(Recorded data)
-.-.-

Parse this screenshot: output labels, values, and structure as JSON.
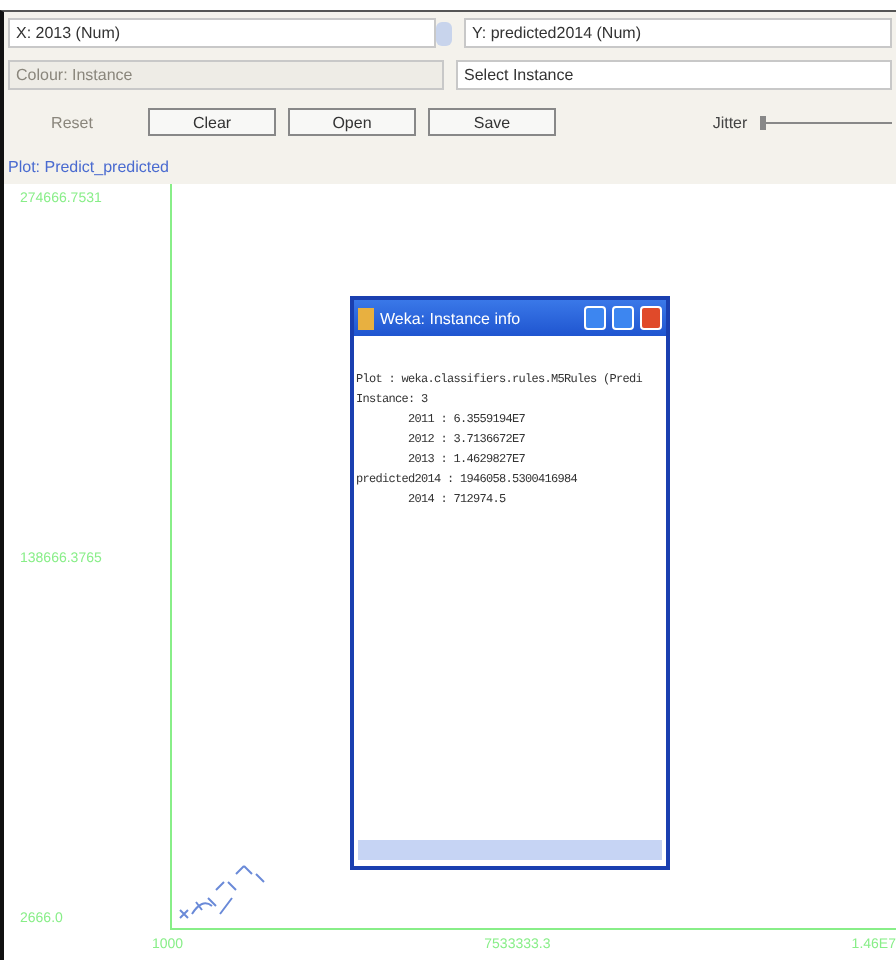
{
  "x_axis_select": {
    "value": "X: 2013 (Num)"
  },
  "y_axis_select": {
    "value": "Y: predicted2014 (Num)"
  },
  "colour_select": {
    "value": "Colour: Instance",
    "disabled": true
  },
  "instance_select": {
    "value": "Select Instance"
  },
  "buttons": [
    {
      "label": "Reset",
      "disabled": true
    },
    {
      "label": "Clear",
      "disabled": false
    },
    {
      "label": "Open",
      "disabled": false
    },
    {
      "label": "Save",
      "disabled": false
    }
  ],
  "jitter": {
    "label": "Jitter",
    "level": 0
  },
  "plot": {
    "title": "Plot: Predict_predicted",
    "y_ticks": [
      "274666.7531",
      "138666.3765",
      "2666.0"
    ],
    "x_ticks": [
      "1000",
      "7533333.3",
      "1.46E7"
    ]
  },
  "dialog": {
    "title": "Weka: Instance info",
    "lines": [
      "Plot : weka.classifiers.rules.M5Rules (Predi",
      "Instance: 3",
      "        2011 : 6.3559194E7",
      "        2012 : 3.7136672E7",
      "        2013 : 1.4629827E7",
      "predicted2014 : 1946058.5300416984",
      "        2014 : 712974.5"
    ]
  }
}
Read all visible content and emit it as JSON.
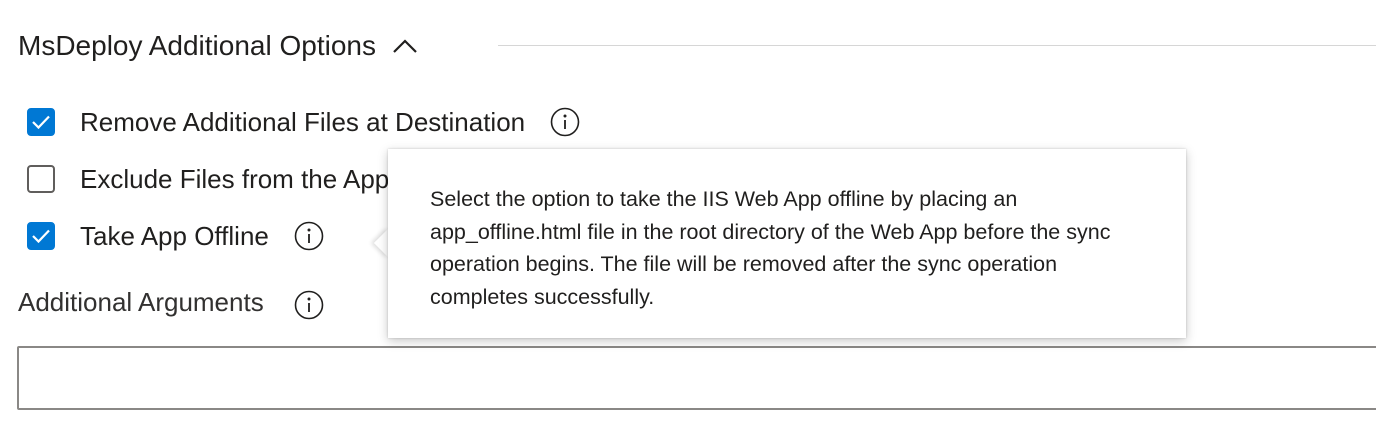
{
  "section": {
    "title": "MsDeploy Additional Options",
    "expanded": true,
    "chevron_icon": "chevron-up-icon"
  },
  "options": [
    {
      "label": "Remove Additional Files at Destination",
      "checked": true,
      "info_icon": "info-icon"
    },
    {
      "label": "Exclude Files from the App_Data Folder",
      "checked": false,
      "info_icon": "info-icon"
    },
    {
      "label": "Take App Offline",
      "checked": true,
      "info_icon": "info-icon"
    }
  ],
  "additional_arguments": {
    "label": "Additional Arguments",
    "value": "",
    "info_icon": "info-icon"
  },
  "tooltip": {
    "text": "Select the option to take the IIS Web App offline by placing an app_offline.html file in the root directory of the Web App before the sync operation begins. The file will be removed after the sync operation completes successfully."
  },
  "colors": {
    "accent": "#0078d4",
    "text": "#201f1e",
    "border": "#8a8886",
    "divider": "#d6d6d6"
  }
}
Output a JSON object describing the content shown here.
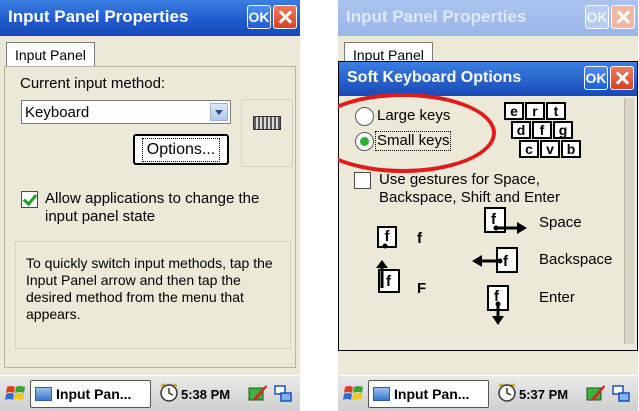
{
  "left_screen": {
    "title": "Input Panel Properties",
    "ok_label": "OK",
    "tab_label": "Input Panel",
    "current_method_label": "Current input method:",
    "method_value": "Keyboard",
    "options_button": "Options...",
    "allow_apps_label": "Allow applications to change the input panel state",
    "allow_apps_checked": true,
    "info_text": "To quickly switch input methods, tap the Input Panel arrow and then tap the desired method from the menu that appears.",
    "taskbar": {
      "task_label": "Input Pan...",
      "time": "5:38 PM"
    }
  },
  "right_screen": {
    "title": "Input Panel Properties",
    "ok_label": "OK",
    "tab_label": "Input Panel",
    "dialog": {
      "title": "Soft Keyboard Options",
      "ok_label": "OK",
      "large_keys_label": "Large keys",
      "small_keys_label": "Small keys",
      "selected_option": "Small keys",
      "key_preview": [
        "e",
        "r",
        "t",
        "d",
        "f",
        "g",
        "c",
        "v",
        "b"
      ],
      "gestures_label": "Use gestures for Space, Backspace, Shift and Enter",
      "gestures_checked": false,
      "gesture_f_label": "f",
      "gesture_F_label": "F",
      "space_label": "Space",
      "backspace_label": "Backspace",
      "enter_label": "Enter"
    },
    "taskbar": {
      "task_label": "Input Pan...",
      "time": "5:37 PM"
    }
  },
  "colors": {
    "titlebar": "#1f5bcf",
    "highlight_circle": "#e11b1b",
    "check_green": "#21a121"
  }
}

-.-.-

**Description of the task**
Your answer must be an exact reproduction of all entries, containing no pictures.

**Response below**
Parse this screenshot: output labels, values, and structure as JSON.
{
  "x_axis_select": {
    "value": "X: 2013 (Num)"
  },
  "y_axis_select": {
    "value": "Y: predicted2014 (Num)"
  },
  "colour_select": {
    "value": "Colour: Instance",
    "disabled": true
  },
  "instance_select": {
    "value": "Select Instance"
  },
  "buttons": [
    {
      "label": "Reset",
      "disabled": true
    },
    {
      "label": "Clear",
      "disabled": false
    },
    {
      "label": "Open",
      "disabled": false
    },
    {
      "label": "Save",
      "disabled": false
    }
  ],
  "jitter": {
    "label": "Jitter",
    "level": 0
  },
  "plot": {
    "title": "Plot: Predict_predicted",
    "y_ticks": [
      "274666.7531",
      "138666.3765",
      "2666.0"
    ],
    "x_ticks": [
      "1000",
      "7533333.3",
      "1.46E7"
    ]
  },
  "dialog": {
    "title": "Weka: Instance info",
    "lines": [
      "Plot : weka.classifiers.rules.M5Rules (Predi",
      "Instance: 3",
      "        2011 : 6.3559194E7",
      "        2012 : 3.7136672E7",
      "        2013 : 1.4629827E7",
      "predicted2014 : 1946058.5300416984",
      "        2014 : 712974.5"
    ]
  }
}
Read all visible content and emit it as JSON.
{
  "section": {
    "title": "MsDeploy Additional Options",
    "expanded": true,
    "chevron_icon": "chevron-up-icon"
  },
  "options": [
    {
      "label": "Remove Additional Files at Destination",
      "checked": true,
      "info_icon": "info-icon"
    },
    {
      "label": "Exclude Files from the App_Data Folder",
      "checked": false,
      "info_icon": "info-icon"
    },
    {
      "label": "Take App Offline",
      "checked": true,
      "info_icon": "info-icon"
    }
  ],
  "additional_arguments": {
    "label": "Additional Arguments",
    "value": "",
    "info_icon": "info-icon"
  },
  "tooltip": {
    "text": "Select the option to take the IIS Web App offline by placing an app_offline.html file in the root directory of the Web App before the sync operation begins. The file will be removed after the sync operation completes successfully."
  },
  "colors": {
    "accent": "#0078d4",
    "text": "#201f1e",
    "border": "#8a8886",
    "divider": "#d6d6d6"
  }
}
Output a JSON object describing the content shown here.
{
  "left_screen": {
    "title": "Input Panel Properties",
    "ok_label": "OK",
    "tab_label": "Input Panel",
    "current_method_label": "Current input method:",
    "method_value": "Keyboard",
    "options_button": "Options...",
    "allow_apps_label": "Allow applications to change the input panel state",
    "allow_apps_checked": true,
    "info_text": "To quickly switch input methods, tap the Input Panel arrow and then tap the desired method from the menu that appears.",
    "taskbar": {
      "task_label": "Input Pan...",
      "time": "5:38 PM"
    }
  },
  "right_screen": {
    "title": "Input Panel Properties",
    "ok_label": "OK",
    "tab_label": "Input Panel",
    "dialog": {
      "title": "Soft Keyboard Options",
      "ok_label": "OK",
      "large_keys_label": "Large keys",
      "small_keys_label": "Small keys",
      "selected_option": "Small keys",
      "key_preview": [
        "e",
        "r",
        "t",
        "d",
        "f",
        "g",
        "c",
        "v",
        "b"
      ],
      "gestures_label": "Use gestures for Space, Backspace, Shift and Enter",
      "gestures_checked": false,
      "gesture_f_label": "f",
      "gesture_F_label": "F",
      "space_label": "Space",
      "backspace_label": "Backspace",
      "enter_label": "Enter"
    },
    "taskbar": {
      "task_label": "Input Pan...",
      "time": "5:37 PM"
    }
  },
  "colors": {
    "titlebar": "#1f5bcf",
    "highlight_circle": "#e11b1b",
    "check_green": "#21a121"
  }
}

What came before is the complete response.